Sian Griffiths, writing in The Times recommends that you should “Give your son a leg-up: treat him like a girl.”
According to this article it is parents who are mostly to blame for the lack of educational attainment in their sons. The rest is caused by a gender-biased society influencing academic achievement.
Ms. Griffiths and the authors of this study seem to be keen advocates of the flawed “blank slate hypothesis”. This believes that who and what we are as individuals is solely dictated by our environment, education and upbringing.
This article notes two phenomena:
- There is a difference in the rate and level of educational attainment between the sexes, with many more boys struggling at school than girls. This is not new. We’ve known this for decades.
- Parents treat male and female children slightly differently. Again not new. We’ve known this for millennia.

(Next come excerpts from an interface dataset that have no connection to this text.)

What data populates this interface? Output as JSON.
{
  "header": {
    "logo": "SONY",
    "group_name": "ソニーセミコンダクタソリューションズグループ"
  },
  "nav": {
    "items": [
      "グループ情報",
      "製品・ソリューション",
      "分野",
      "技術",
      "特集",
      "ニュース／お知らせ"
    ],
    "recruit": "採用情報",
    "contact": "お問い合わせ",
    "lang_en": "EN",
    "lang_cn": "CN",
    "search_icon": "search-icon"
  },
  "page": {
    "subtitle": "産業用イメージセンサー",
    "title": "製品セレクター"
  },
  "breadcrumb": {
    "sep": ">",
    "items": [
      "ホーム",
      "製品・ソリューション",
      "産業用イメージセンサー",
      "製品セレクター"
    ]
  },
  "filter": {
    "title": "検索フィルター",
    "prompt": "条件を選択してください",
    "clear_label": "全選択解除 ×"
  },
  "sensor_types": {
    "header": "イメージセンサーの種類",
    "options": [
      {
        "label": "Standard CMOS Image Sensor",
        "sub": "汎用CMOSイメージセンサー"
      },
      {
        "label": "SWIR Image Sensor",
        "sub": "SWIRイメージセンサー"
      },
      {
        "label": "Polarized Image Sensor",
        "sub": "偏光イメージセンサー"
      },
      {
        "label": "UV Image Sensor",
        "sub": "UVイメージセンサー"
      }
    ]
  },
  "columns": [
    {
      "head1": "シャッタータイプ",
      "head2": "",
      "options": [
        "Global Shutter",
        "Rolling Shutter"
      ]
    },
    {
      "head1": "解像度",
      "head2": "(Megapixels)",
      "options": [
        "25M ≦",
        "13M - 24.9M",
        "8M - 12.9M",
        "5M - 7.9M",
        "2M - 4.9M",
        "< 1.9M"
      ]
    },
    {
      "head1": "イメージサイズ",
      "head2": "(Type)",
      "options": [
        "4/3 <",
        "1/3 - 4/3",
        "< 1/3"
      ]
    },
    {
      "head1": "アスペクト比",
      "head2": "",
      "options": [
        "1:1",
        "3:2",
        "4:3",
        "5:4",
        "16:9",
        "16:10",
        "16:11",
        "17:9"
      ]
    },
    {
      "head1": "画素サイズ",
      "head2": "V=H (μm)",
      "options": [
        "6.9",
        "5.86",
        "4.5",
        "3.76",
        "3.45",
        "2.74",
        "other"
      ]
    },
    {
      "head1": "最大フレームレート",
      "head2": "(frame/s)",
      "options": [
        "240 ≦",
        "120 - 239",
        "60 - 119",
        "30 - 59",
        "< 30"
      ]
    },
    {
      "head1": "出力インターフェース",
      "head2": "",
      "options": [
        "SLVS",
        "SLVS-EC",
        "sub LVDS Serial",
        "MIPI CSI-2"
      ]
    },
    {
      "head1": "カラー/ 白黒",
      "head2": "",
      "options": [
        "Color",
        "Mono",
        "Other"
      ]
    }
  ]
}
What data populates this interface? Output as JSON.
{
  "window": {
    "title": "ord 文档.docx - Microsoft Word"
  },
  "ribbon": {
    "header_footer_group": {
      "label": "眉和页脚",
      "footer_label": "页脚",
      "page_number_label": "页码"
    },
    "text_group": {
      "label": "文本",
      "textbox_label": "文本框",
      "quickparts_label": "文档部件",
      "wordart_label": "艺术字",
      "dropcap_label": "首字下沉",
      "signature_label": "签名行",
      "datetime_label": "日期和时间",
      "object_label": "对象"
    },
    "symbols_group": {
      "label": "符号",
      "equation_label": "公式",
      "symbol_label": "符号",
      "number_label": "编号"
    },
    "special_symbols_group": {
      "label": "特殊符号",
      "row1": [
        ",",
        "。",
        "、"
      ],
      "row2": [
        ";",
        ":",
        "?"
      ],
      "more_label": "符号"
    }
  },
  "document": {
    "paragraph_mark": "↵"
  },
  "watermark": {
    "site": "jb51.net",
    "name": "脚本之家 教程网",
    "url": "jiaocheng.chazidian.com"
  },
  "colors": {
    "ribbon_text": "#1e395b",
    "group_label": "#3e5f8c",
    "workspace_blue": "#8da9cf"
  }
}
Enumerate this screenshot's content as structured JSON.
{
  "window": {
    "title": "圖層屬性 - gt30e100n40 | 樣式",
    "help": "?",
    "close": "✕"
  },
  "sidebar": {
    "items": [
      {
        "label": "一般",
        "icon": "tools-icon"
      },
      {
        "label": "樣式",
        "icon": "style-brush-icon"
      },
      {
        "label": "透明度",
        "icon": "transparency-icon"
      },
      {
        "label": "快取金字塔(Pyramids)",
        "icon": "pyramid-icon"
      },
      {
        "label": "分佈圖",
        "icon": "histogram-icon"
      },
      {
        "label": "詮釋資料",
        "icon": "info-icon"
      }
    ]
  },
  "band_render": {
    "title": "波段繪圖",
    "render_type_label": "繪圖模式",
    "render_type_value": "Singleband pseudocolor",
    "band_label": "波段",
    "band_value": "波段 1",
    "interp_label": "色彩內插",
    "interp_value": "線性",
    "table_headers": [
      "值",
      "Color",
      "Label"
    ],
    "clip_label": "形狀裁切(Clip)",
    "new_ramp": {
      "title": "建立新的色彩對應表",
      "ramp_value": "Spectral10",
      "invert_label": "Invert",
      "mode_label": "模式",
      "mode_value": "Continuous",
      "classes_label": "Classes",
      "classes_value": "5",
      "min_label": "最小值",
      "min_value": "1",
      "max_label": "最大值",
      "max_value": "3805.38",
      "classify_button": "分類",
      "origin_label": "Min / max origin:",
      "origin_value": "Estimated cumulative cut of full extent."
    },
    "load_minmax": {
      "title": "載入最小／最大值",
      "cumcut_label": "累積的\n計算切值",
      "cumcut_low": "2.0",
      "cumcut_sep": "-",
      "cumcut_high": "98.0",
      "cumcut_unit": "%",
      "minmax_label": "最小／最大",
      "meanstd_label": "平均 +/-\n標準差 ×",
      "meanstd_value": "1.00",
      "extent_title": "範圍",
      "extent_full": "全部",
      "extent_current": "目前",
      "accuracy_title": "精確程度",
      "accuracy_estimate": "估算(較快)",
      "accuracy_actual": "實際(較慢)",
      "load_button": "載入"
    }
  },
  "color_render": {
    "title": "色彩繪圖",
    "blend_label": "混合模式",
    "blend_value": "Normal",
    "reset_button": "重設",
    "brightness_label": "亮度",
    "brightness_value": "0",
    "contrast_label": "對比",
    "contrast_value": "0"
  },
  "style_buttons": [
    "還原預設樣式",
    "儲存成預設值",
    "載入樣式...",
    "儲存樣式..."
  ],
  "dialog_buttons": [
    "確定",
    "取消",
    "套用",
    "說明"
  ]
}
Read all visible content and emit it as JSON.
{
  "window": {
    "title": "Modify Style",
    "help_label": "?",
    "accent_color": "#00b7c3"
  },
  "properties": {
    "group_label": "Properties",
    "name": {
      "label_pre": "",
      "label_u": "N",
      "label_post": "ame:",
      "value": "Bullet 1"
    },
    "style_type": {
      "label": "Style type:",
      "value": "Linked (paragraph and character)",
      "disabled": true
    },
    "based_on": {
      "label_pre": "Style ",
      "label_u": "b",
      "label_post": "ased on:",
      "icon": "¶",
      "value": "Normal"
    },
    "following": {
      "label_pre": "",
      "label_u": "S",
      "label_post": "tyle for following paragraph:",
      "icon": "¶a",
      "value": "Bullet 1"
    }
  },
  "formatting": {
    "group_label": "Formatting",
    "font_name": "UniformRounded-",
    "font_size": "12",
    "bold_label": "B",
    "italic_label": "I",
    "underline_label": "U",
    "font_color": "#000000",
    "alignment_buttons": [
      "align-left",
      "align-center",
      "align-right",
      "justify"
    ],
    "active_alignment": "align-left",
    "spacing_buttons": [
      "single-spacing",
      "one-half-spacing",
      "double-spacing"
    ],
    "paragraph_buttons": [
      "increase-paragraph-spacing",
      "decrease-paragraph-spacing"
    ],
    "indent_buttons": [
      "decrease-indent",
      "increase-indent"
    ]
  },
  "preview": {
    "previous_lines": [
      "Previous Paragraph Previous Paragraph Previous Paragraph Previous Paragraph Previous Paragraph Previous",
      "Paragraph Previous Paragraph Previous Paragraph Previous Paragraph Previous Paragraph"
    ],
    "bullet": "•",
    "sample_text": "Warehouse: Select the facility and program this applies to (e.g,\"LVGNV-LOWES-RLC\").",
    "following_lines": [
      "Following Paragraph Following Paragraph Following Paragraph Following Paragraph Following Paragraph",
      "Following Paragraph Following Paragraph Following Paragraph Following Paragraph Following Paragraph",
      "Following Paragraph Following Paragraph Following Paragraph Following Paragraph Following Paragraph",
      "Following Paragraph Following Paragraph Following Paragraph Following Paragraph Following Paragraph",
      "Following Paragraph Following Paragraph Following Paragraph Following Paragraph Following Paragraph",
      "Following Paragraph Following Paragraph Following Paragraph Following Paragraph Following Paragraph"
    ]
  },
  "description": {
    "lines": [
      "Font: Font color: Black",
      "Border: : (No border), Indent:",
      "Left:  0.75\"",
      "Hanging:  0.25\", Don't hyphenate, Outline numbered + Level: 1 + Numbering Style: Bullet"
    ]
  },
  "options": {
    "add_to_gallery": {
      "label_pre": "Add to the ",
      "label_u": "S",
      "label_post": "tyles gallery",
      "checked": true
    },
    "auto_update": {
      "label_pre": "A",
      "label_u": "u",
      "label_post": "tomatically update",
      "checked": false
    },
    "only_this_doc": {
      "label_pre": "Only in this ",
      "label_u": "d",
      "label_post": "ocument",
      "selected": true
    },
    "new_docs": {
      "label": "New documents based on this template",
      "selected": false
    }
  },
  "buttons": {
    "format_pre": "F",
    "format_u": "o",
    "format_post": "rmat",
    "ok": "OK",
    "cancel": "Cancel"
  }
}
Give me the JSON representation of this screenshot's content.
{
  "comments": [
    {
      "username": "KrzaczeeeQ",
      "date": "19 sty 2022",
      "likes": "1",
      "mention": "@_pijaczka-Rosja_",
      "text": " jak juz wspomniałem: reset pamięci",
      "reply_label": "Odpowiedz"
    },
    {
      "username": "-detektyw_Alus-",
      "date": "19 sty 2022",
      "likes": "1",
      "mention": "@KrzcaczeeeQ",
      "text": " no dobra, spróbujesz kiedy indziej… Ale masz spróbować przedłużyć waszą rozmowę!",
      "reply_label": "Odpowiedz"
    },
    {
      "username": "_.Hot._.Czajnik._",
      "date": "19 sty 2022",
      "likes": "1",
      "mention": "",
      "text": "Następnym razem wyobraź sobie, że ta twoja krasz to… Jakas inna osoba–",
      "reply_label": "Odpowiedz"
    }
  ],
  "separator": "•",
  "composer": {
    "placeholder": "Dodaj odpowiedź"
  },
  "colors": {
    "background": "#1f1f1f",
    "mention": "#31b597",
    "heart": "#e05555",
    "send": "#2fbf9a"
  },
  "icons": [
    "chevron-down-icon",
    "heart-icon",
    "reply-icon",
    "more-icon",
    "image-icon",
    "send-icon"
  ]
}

However, in a startlingly unscientific and unsubstantiated way they have rammed these two phenomena together and assumed that they are causative. Not only that, but they have assumed that the way parents treat boys affects their educational attainment. There is no reason why they should not have chosen the equally unverified and unsubstantiated assumption that parents treat boys differently because their educational attainment is different.
Both assumptions are demonstrably untrue. Identical twin, sibling twin and adoption studies have conclusively proven that the primary factor driving intelligence and academic achievement in a modern, progressive, relatively socially mobile environment (such as the UK) is genetic.
There is also a demonstrable genetic difference in the variance of intelligence between the sexes. Not only do girls mature mentally and physically before boys but there is a difference in the variance of intelligence between the sexes. There are many more males than females with learning difficulties and many more males of very high intelligence than females. The average intelligence of both sexes is broadly similar.
The references cited below have separated out what is caused by inherited DNA sequence and what is caused by everything else. So we know these differences are not cultural. Additionally, this article deals with the extremes. There is no controversy that there are more males than females with learning difficulties. This article refers to a million boys over the last decade who have fallen behind. This is the extreme “left tail” of the standard distribution curve of male intelligence. These results are what we would expect to see. We have known about this issue since at least 1932.
If Ms. Griffiths wants to be taken seriously as an educational journalist, she should refer to the proven differences in educational achievement caused by genetic inheritance to ensure balance in her writing. After all, the “blank slate hypothesis” has been comprehensively discredited so she needs to find another explanation for these differences.
It seems that political correctness continues to overcome scientific fact.
- Males have greater g
- Sex differences in variance of intelligence across childhood
- Brother–sister differences in the g factor in intelligence: Analysis of full, opposite-sex siblings from the NLSY1979
- Sex differences in mental test scores, variability, and numbers of high-scoring individuals.
- Population sex differences in IQ at age 11: the Scottish mental survey 1932
- Oxford’s gender gap one of widest in the country
- Male candidates gain more firsts than women
- Male = Science, Female = Humanities
- Why do male students get more first class degrees at Oxford University than female students?
- Why Poorer Students Are Underrepresented In Top Universities – an Evolutionary Perspective
- Differences in degree outcomes: Key findings(examines the extent to which a student’s background affects their chance of obtaining an upper second or first class degree)
- Twins early development studies
- Differences in students’ GCSE results owe more to genetics than environment:
- IQ is in the Genes
- We can’t ignore the evidence: genes affect social mobility
- How Much Difference Does a Good School Make to Your Child’s Academic Achievement?
- Getting ’em young(The Economist looks at the impact of early years education)
- Genetic influence on GCSE results
- Genetics and general cognitive ability : Article : Nature
- Genetics – How Intelligence Changes with Age
- Access : Childhood intelligence is heritable, highly polygenic and associated with FNBP1L
- Genes may play role in educational achievement
- Access : Genome-wide association studies establish that human intelligence is highly heritable and polygenic
- Genetic and environmental contributions to the covariance between occupational status, educational attainment, and IQ
- Etc. Etc. Etc
Intelligence: Born Smart, Born Equal, Born Different (3 Podcasts from The BBC on the genetics of intelligence).
What makes some children smarter than others? Professor Robert Plomin talks to Jim Al-Khalili about what makes some people smarter than others and why he’s fed up with the genetics of intelligence being ignored.